When he saw an ad for the dating site Ashley Madison, which boasted 36 million members and the tagline, "Life is short, have an affair," he decided to check it out. Everyday, he received more of these come-ons — until he finally said, "Fuck it." "I'm like, ' Hey, all these women want to talk with me,'" he recalls. As anyone who's dated online knows, this is not entirely unusual. "I just figured they're not interested anymore," Russell says."' Let me go ahead and put in my credit card information.'"Russell paid 0 for 1,000 credits, which he could spend on sending replies or virtual gifts. After a few months of rejection, he didn't bother to log back on Ashley Madison again.A leaked file of sample dialogue includes lines such as: "Is anyone home lol, I'd enjoy an interesting cyber chat, are you up to it?" and "I might be a bit shy at first, wait til you get to know me, wink wink :)"."I don't know if I can disclose this," Conru says, "but recently, I had a guy do a search to see, like, White House.gov, and we found that there are lots of .govs, and a lot of "The company incentivizes members to prove they're who they say they are by sending in copies of their drivers licenses in return for a "verified" button on their profiles (similar to the little blue checks on Twitter accounts).The fact that men outnumber women on the site's heterosexual platform ten-to-one is just life, they figure, and the women on the site are seemingly active enough to keep the guys onboard.

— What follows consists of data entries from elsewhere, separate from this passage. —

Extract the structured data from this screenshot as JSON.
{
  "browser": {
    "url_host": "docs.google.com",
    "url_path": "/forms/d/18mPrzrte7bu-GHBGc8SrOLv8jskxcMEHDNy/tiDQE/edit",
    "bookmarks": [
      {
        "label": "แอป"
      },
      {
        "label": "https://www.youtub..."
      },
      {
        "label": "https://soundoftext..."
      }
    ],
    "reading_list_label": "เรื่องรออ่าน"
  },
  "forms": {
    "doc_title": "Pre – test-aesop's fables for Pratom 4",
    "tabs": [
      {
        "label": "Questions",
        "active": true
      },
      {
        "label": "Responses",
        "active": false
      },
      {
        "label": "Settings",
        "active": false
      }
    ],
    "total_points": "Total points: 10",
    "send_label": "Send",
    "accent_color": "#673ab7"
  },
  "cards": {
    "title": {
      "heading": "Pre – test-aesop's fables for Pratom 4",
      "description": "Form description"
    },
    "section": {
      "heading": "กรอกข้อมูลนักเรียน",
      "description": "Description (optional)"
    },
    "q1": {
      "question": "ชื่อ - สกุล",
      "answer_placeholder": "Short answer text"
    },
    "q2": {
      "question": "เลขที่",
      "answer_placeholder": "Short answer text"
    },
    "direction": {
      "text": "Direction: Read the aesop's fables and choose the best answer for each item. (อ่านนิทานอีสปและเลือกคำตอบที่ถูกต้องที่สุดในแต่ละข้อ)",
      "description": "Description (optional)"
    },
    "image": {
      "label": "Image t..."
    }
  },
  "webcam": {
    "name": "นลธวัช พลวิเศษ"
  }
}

"It's definitely pervasive."have to to be careful of what I say," Andrew Conru, the founder and owner of Adult Friend Finder, tells me one morning in his corner office high above San Jose. Since he launched AFF in 1995, he's turned the site into a swinger-friendly empire that's discreetly mainstream — boasting over 30 million members who pay a month to find "sex hookups, online sex friends or hot fuck friends." But while Conru has enough millions to retire several times over, he's giving a rare interview to blow the whistle on the widespread use of sexbots in the business.Whether you know it or not, odds are you've encountered one. "The majority of the matches are often bots," says Satnam Narang, Symantec’s senior response manager. Keeping the automated personalities at bay has become a central challenge for software developers."It's really difficult to find them," says Ben Trenda, Are You Human's CEO.Dance clubs and dive bars may have worked in the '90s, but now, even if you’re out, your phone is a much easier way to find someone to "watch Netflix and chill" with (especially someone you won’t regret tomorrow).And the great thing is, whether you prefer chatting extensively with your new crush first or a little fantasy in your play, there are diverse options to suit your every whim and desire.D., boot up the site of a top competitor, Fling, and demonstrate how, shortly after registering, they are wooed by what appear to be bots. "We doubt it really is Megan Summers."In an email, Fling owner Abe Smilowitz writes, "We absolutely don't use fake profiles and bots…Us and AFF are pretty much the only guys that don't." This could be true. "We still think they do."To keep out the bots of spammers and hackers on AFF, Conru, who launched the site shortly after getting his doctorate as a means to meet women, codes his own countermeasures and frequently checks user names and IP addresses for veracity.With a Google image search, one of the women turns out to be pornstar Megan Summers. Any number of spammers and hackers might have created the profile with Summers' photo; it could be a housewife using the likeness to boost her appeal or conceal her identity. "It's a daily slog, going through hundreds of accounts every day evaluating them and deactivating them," he says.Last July, he found out that he wasn't the only one getting the silent treatment.A hacker group called The Impact Team leaked internal memos from Ashley Madison's parent company, Avid Life, which revealed the widespread use of sexbots — artificially-intelligent programs, posing as real people, intended to seduce lonely hearts like Russell into paying for premium service. The strangers hitting you up for likes on Facebook? And, like many online trends, this one's rising up from the steamier corners of the web."The only way you can compete with fraud is you let people know it's fraud," he tells me."And it happens across the industry."Conru and AFF's CEO, Jon Buckheit, another Stanford Ph.